The task:
Across the records, find how many lines include the string "Панель" and answer with only the figure.

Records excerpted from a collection
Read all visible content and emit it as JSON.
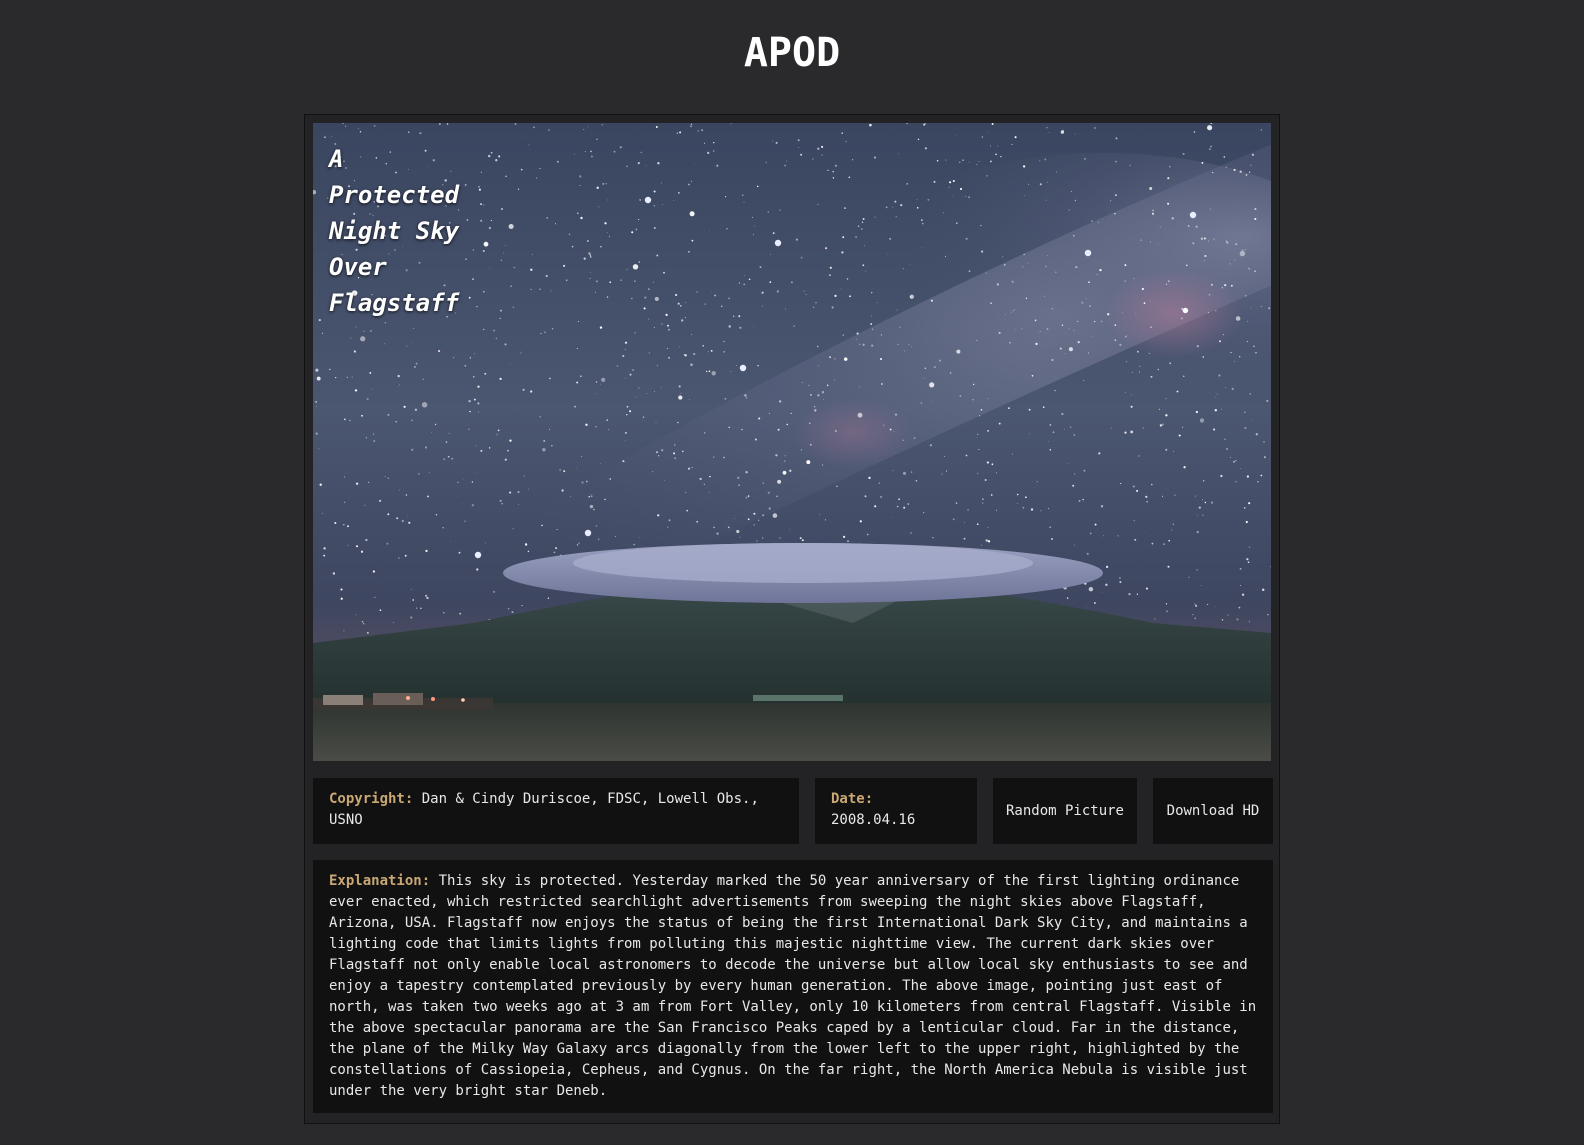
{
  "site": {
    "title": "APOD"
  },
  "photo": {
    "title": "A Protected Night Sky Over Flagstaff"
  },
  "info": {
    "copyright_label": "Copyright:",
    "copyright_value": "Dan & Cindy Duriscoe, FDSC, Lowell Obs., USNO",
    "date_label": "Date:",
    "date_value": "2008.04.16"
  },
  "actions": {
    "random_label": "Random Picture",
    "download_label": "Download HD"
  },
  "explanation": {
    "label": "Explanation:",
    "text": "This sky is protected. Yesterday marked the 50 year anniversary of the first lighting ordinance ever enacted, which restricted searchlight advertisements from sweeping the night skies above Flagstaff, Arizona, USA. Flagstaff now enjoys the status of being the first International Dark Sky City, and maintains a lighting code that limits lights from polluting this majestic nighttime view. The current dark skies over Flagstaff not only enable local astronomers to decode the universe but allow local sky enthusiasts to see and enjoy a tapestry contemplated previously by every human generation. The above image, pointing just east of north, was taken two weeks ago at 3 am from Fort Valley, only 10 kilometers from central Flagstaff. Visible in the above spectacular panorama are the San Francisco Peaks caped by a lenticular cloud. Far in the distance, the plane of the Milky Way Galaxy arcs diagonally from the lower left to the upper right, highlighted by the constellations of Cassiopeia, Cepheus, and Cygnus. On the far right, the North America Nebula is visible just under the very bright star Deneb."
  },
  "colors": {
    "background": "#2a2a2c",
    "card": "#111111",
    "label_accent": "#c9a874"
  }
}
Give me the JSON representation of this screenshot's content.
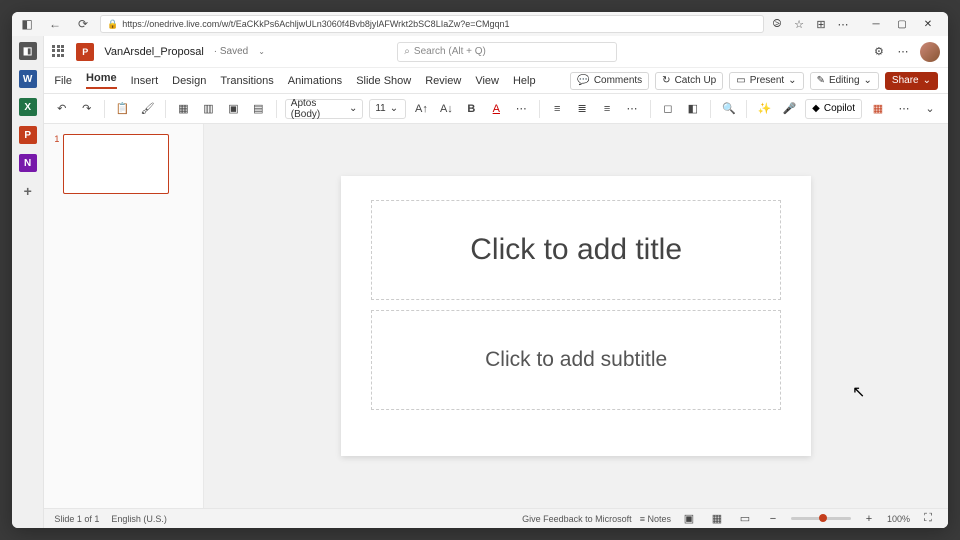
{
  "browser": {
    "url": "https://onedrive.live.com/w/t/EaCKkPs6AchljwULn3060f4Bvb8jylAFWrkt2bSC8LIaZw?e=CMgqn1",
    "favorite": "☆"
  },
  "appstrip": {
    "tab": "◧",
    "word": "W",
    "excel": "X",
    "ppt": "P",
    "onenote": "N",
    "add": "+"
  },
  "title": {
    "doc": "VanArsdel_Proposal",
    "saved": "· Saved",
    "search_ph": "Search (Alt + Q)",
    "settings": "⚙",
    "more": "⋯"
  },
  "tabs": {
    "items": [
      "File",
      "Home",
      "Insert",
      "Design",
      "Transitions",
      "Animations",
      "Slide Show",
      "Review",
      "View",
      "Help"
    ],
    "comments": "Comments",
    "catchup": "Catch Up",
    "present": "Present",
    "editing": "Editing",
    "share": "Share"
  },
  "ribbon": {
    "font": "Aptos (Body)",
    "size": "11",
    "copilot": "Copilot",
    "more": "⋯"
  },
  "thumbs": {
    "num": "1"
  },
  "slide": {
    "title_ph": "Click to add title",
    "sub_ph": "Click to add subtitle"
  },
  "status": {
    "page": "Slide 1 of 1",
    "lang": "English (U.S.)",
    "feedback": "Give Feedback to Microsoft",
    "notes": "Notes",
    "zoom": "100%"
  }
}
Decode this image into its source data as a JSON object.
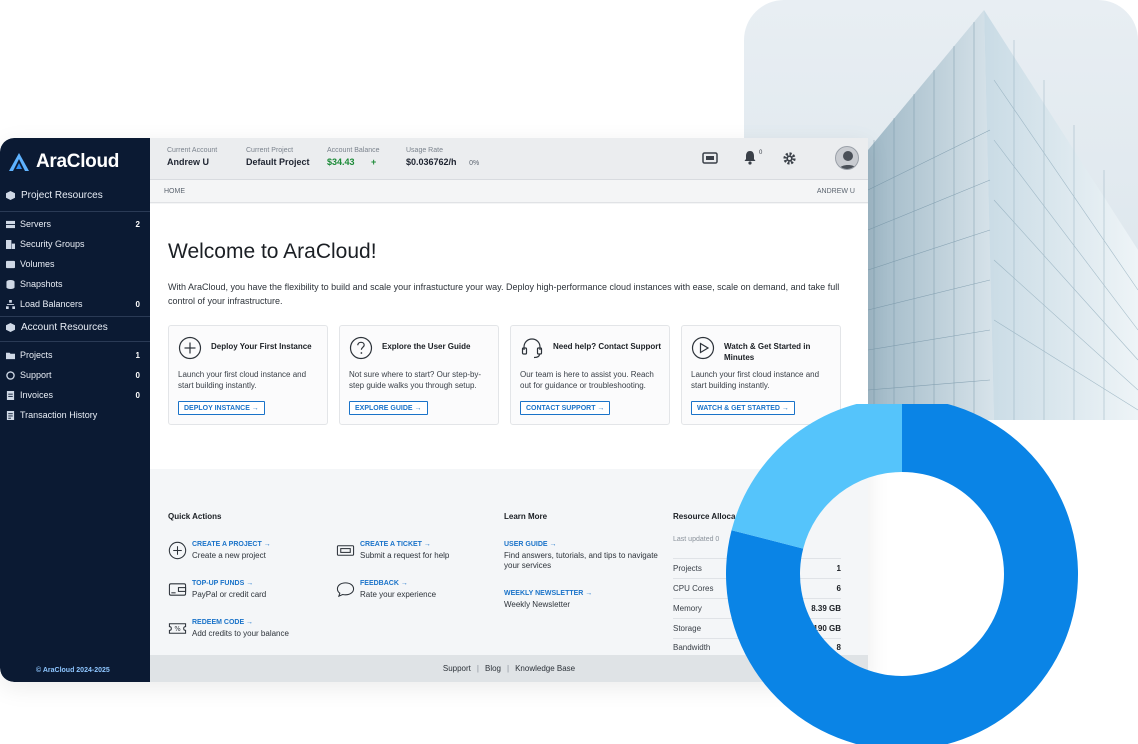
{
  "brand": {
    "name": "AraCloud",
    "copyright": "© AraCloud 2024-2025"
  },
  "sidebar": {
    "project_section": "Project Resources",
    "project_items": [
      {
        "label": "Servers",
        "count": "2"
      },
      {
        "label": "Security Groups",
        "count": ""
      },
      {
        "label": "Volumes",
        "count": ""
      },
      {
        "label": "Snapshots",
        "count": ""
      },
      {
        "label": "Load Balancers",
        "count": "0"
      }
    ],
    "account_section": "Account Resources",
    "account_items": [
      {
        "label": "Projects",
        "count": "1"
      },
      {
        "label": "Support",
        "count": "0"
      },
      {
        "label": "Invoices",
        "count": "0"
      },
      {
        "label": "Transaction History",
        "count": ""
      }
    ]
  },
  "header": {
    "account_label": "Current Account",
    "account_value": "Andrew U",
    "project_label": "Current Project",
    "project_value": "Default Project",
    "balance_label": "Account Balance",
    "balance_value": "$34.43",
    "balance_plus": "+",
    "usage_label": "Usage Rate",
    "usage_value": "$0.036762/h",
    "usage_percent": "0%",
    "notification_count": "0"
  },
  "breadcrumb": {
    "home": "HOME",
    "user": "ANDREW U"
  },
  "welcome": {
    "title": "Welcome to AraCloud!",
    "intro": "With AraCloud, you have the flexibility to build and scale your infrastucture your way. Deploy high-performance cloud instances with ease, scale on demand, and take full control of your infrastructure."
  },
  "cards": [
    {
      "title": "Deploy Your First Instance",
      "desc": "Launch your first cloud instance and start building instantly.",
      "button": "DEPLOY INSTANCE →"
    },
    {
      "title": "Explore the User Guide",
      "desc": "Not sure where to start? Our step-by-step guide walks you through setup.",
      "button": "EXPLORE GUIDE →"
    },
    {
      "title": "Need help? Contact Support",
      "desc": "Our team is here to assist you. Reach out for guidance or troubleshooting.",
      "button": "CONTACT SUPPORT →"
    },
    {
      "title": "Watch & Get Started in Minutes",
      "desc": "Launch your first cloud instance and start building instantly.",
      "button": "WATCH & GET STARTED →"
    }
  ],
  "quick_actions": {
    "title": "Quick Actions",
    "items": [
      {
        "link": "CREATE A PROJECT →",
        "desc": "Create a new project"
      },
      {
        "link": "TOP-UP FUNDS →",
        "desc": "PayPal or credit card"
      },
      {
        "link": "REDEEM CODE →",
        "desc": "Add credits to your balance"
      },
      {
        "link": "CREATE A TICKET →",
        "desc": "Submit a request for help"
      },
      {
        "link": "FEEDBACK →",
        "desc": "Rate your experience"
      }
    ]
  },
  "learn_more": {
    "title": "Learn More",
    "items": [
      {
        "link": "USER GUIDE →",
        "desc": "Find answers, tutorials, and tips to navigate your services"
      },
      {
        "link": "WEEKLY NEWSLETTER →",
        "desc": "Weekly Newsletter"
      }
    ]
  },
  "resources": {
    "title": "Resource Alloca",
    "updated": "Last updated 0",
    "rows": [
      {
        "label": "Projects",
        "value": "1"
      },
      {
        "label": "CPU Cores",
        "value": "6"
      },
      {
        "label": "Memory",
        "value": "8.39 GB"
      },
      {
        "label": "Storage",
        "value": "190 GB"
      },
      {
        "label": "Bandwidth",
        "value": "8"
      }
    ]
  },
  "footer": {
    "links": [
      "Support",
      "Blog",
      "Knowledge Base"
    ]
  },
  "donut": {
    "segments": [
      {
        "fraction": 0.79,
        "color": "#0a84e6"
      },
      {
        "fraction": 0.21,
        "color": "#55c4fb"
      }
    ]
  }
}
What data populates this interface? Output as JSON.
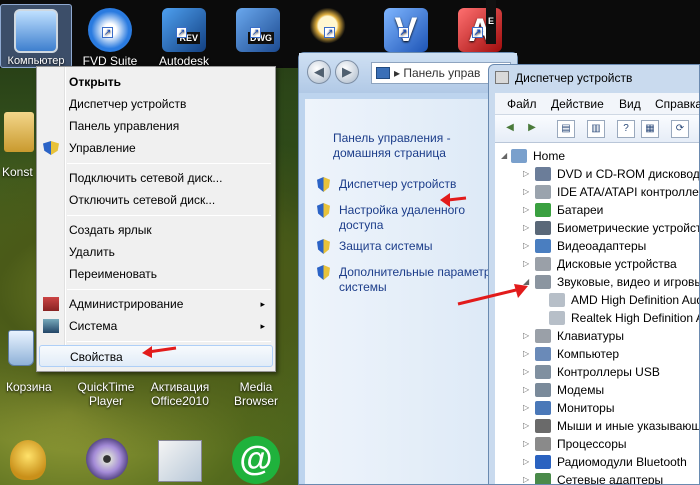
{
  "desktop": {
    "top_icons": [
      {
        "label": "Компьютер",
        "icon": "computer-icon",
        "color": "#6aa4e0"
      },
      {
        "label": "FVD Suite",
        "icon": "fvd-icon",
        "color": "#2a7be0"
      },
      {
        "label": "Autodesk",
        "icon": "autodesk-revit-icon",
        "color": "#1f6fc4",
        "tag": "REV"
      },
      {
        "label": "DWG",
        "icon": "dwg-icon",
        "color": "#2a5fb0",
        "tag": "DWG"
      },
      {
        "label": "",
        "icon": "magnifier-icon",
        "color": "#e0b040"
      },
      {
        "label": "",
        "icon": "v-app-icon",
        "color": "#3070d0"
      },
      {
        "label": "",
        "icon": "autocad-icon",
        "color": "#d02020",
        "tag": "E"
      }
    ],
    "side_labels": {
      "konst": "Konst",
      "korzina": "Корзина"
    },
    "bottom_icons": [
      {
        "label": "QuickTime Player"
      },
      {
        "label": "Активация Office2010"
      },
      {
        "label": "Media Browser"
      }
    ]
  },
  "context_menu": {
    "items": [
      {
        "label": "Открыть",
        "bold": true
      },
      {
        "label": "Диспетчер устройств"
      },
      {
        "label": "Панель управления"
      },
      {
        "label": "Управление",
        "shield": true
      },
      {
        "label": "Подключить сетевой диск..."
      },
      {
        "label": "Отключить сетевой диск..."
      },
      {
        "label": "Создать ярлык"
      },
      {
        "label": "Удалить"
      },
      {
        "label": "Переименовать"
      },
      {
        "label": "Администрирование",
        "submenu": "▸"
      },
      {
        "label": "Система",
        "submenu": "▸"
      },
      {
        "label": "Свойства",
        "highlight": true
      }
    ]
  },
  "control_panel": {
    "address": "Панель управ",
    "home_link": "Панель управления - домашняя страница",
    "links": [
      "Диспетчер устройств",
      "Настройка удаленного доступа",
      "Защита системы",
      "Дополнительные параметры системы"
    ]
  },
  "device_manager": {
    "title": "Диспетчер устройств",
    "menu": [
      "Файл",
      "Действие",
      "Вид",
      "Справка"
    ],
    "root": "Home",
    "nodes": [
      {
        "label": "DVD и CD-ROM дисководы",
        "icon": "dvd-drive-icon"
      },
      {
        "label": "IDE ATA/ATAPI контроллеры",
        "icon": "ide-controller-icon"
      },
      {
        "label": "Батареи",
        "icon": "battery-icon"
      },
      {
        "label": "Биометрические устройства",
        "icon": "biometric-icon"
      },
      {
        "label": "Видеоадаптеры",
        "icon": "display-adapter-icon"
      },
      {
        "label": "Дисковые устройства",
        "icon": "disk-drive-icon"
      },
      {
        "label": "Звуковые, видео и игровые устройства",
        "icon": "sound-icon",
        "expanded": true
      },
      {
        "label": "AMD High Definition Audio Device",
        "icon": "speaker-icon",
        "child": true
      },
      {
        "label": "Realtek High Definition Audio",
        "icon": "speaker-icon",
        "child": true
      },
      {
        "label": "Клавиатуры",
        "icon": "keyboard-icon"
      },
      {
        "label": "Компьютер",
        "icon": "computer-icon"
      },
      {
        "label": "Контроллеры USB",
        "icon": "usb-icon"
      },
      {
        "label": "Модемы",
        "icon": "modem-icon"
      },
      {
        "label": "Мониторы",
        "icon": "monitor-icon"
      },
      {
        "label": "Мыши и иные указывающие устройства",
        "icon": "mouse-icon"
      },
      {
        "label": "Процессоры",
        "icon": "cpu-icon"
      },
      {
        "label": "Радиомодули Bluetooth",
        "icon": "bluetooth-icon"
      },
      {
        "label": "Сетевые адаптеры",
        "icon": "network-adapter-icon"
      }
    ]
  },
  "accent": {
    "arrow": "#e21b1b",
    "link": "#1c3d8a"
  }
}
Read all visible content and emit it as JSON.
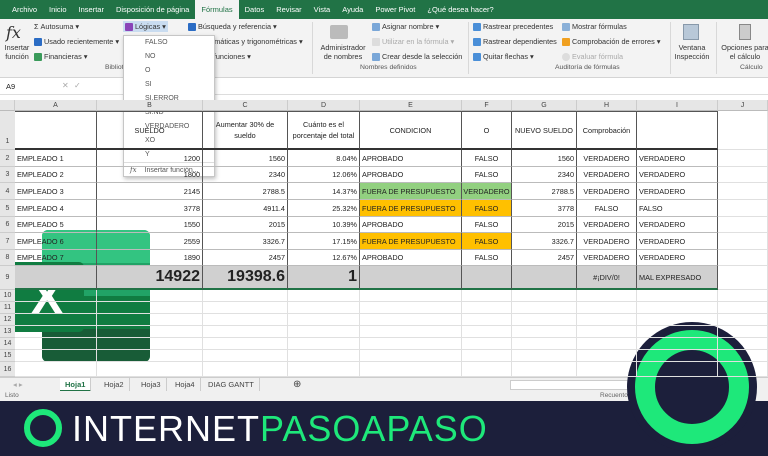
{
  "tabs": [
    "Archivo",
    "Inicio",
    "Insertar",
    "Disposición de página",
    "Fórmulas",
    "Datos",
    "Revisar",
    "Vista",
    "Ayuda",
    "Power Pivot",
    "¿Qué desea hacer?"
  ],
  "ribbon": {
    "insert_fn": "Insertar función",
    "autosum": "Autosuma",
    "recent": "Usado recientemente",
    "financial": "Financieras",
    "logical": "Lógicas",
    "lookup": "Búsqueda y referencia",
    "math": "Matemáticas y trigonométricas",
    "more": "Más funciones",
    "group_lib": "Biblioteca de funciones",
    "name_mgr": "Administrador de nombres",
    "assign_name": "Asignar nombre",
    "use_in_formula": "Utilizar en la fórmula",
    "create_from_sel": "Crear desde la selección",
    "group_names": "Nombres definidos",
    "trace_prec": "Rastrear precedentes",
    "trace_dep": "Rastrear dependientes",
    "remove_arrows": "Quitar flechas",
    "show_formulas": "Mostrar fórmulas",
    "error_check": "Comprobación de errores",
    "eval_formula": "Evaluar fórmula",
    "group_audit": "Auditoría de fórmulas",
    "watch": "Ventana Inspección",
    "calc_opts": "Opciones para el cálculo",
    "group_calc": "Cálculo"
  },
  "formula_bar": {
    "name_box": "A9",
    "value": ""
  },
  "dropdown": {
    "items": [
      "FALSO",
      "NO",
      "O",
      "SI",
      "SI.ERROR",
      "SI.ND",
      "VERDADERO",
      "XO",
      "Y"
    ],
    "insert": "Insertar función..."
  },
  "columns": [
    "A",
    "B",
    "C",
    "D",
    "E",
    "F",
    "G",
    "H",
    "I",
    "J"
  ],
  "header": [
    "",
    "SUELDO",
    "Aumentar 30% de sueldo",
    "Cuánto es el porcentaje del total",
    "CONDICION",
    "O",
    "NUEVO SUELDO",
    "Comprobación",
    ""
  ],
  "rows": [
    [
      "EMPLEADO 1",
      "1200",
      "1560",
      "8.04%",
      "APROBADO",
      "FALSO",
      "1560",
      "VERDADERO",
      "VERDADERO"
    ],
    [
      "EMPLEADO 2",
      "1800",
      "2340",
      "12.06%",
      "APROBADO",
      "FALSO",
      "2340",
      "VERDADERO",
      "VERDADERO"
    ],
    [
      "EMPLEADO 3",
      "2145",
      "2788.5",
      "14.37%",
      "FUERA DE PRESUPUESTO",
      "VERDADERO",
      "2788.5",
      "VERDADERO",
      "VERDADERO"
    ],
    [
      "EMPLEADO 4",
      "3778",
      "4911.4",
      "25.32%",
      "FUERA DE PRESUPUESTO",
      "FALSO",
      "3778",
      "FALSO",
      "FALSO"
    ],
    [
      "EMPLEADO 5",
      "1550",
      "2015",
      "10.39%",
      "APROBADO",
      "FALSO",
      "2015",
      "VERDADERO",
      "VERDADERO"
    ],
    [
      "EMPLEADO 6",
      "2559",
      "3326.7",
      "17.15%",
      "FUERA DE PRESUPUESTO",
      "FALSO",
      "3326.7",
      "VERDADERO",
      "VERDADERO"
    ],
    [
      "EMPLEADO 7",
      "1890",
      "2457",
      "12.67%",
      "APROBADO",
      "FALSO",
      "2457",
      "VERDADERO",
      "VERDADERO"
    ]
  ],
  "totals": [
    "",
    "14922",
    "19398.6",
    "1",
    "",
    "",
    "",
    "#¡DIV/0!",
    "MAL EXPRESADO"
  ],
  "row_numbers": [
    "1",
    "2",
    "3",
    "4",
    "5",
    "6",
    "7",
    "8",
    "9",
    "10",
    "11",
    "12",
    "13",
    "14",
    "15",
    "16"
  ],
  "sheets": [
    "Hoja1",
    "Hoja2",
    "Hoja3",
    "Hoja4",
    "DIAG GANTT"
  ],
  "status": {
    "left": "Listo",
    "right": "Recuento"
  },
  "banner": {
    "brand_white": "INTERNET",
    "brand_green": "PASOAPASO"
  },
  "colors": {
    "green": "#217346",
    "highlight_green": "#92d080",
    "highlight_orange": "#ffc000",
    "brand_green": "#1ee87a",
    "banner_bg": "#1c1f3b"
  }
}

The answer:
3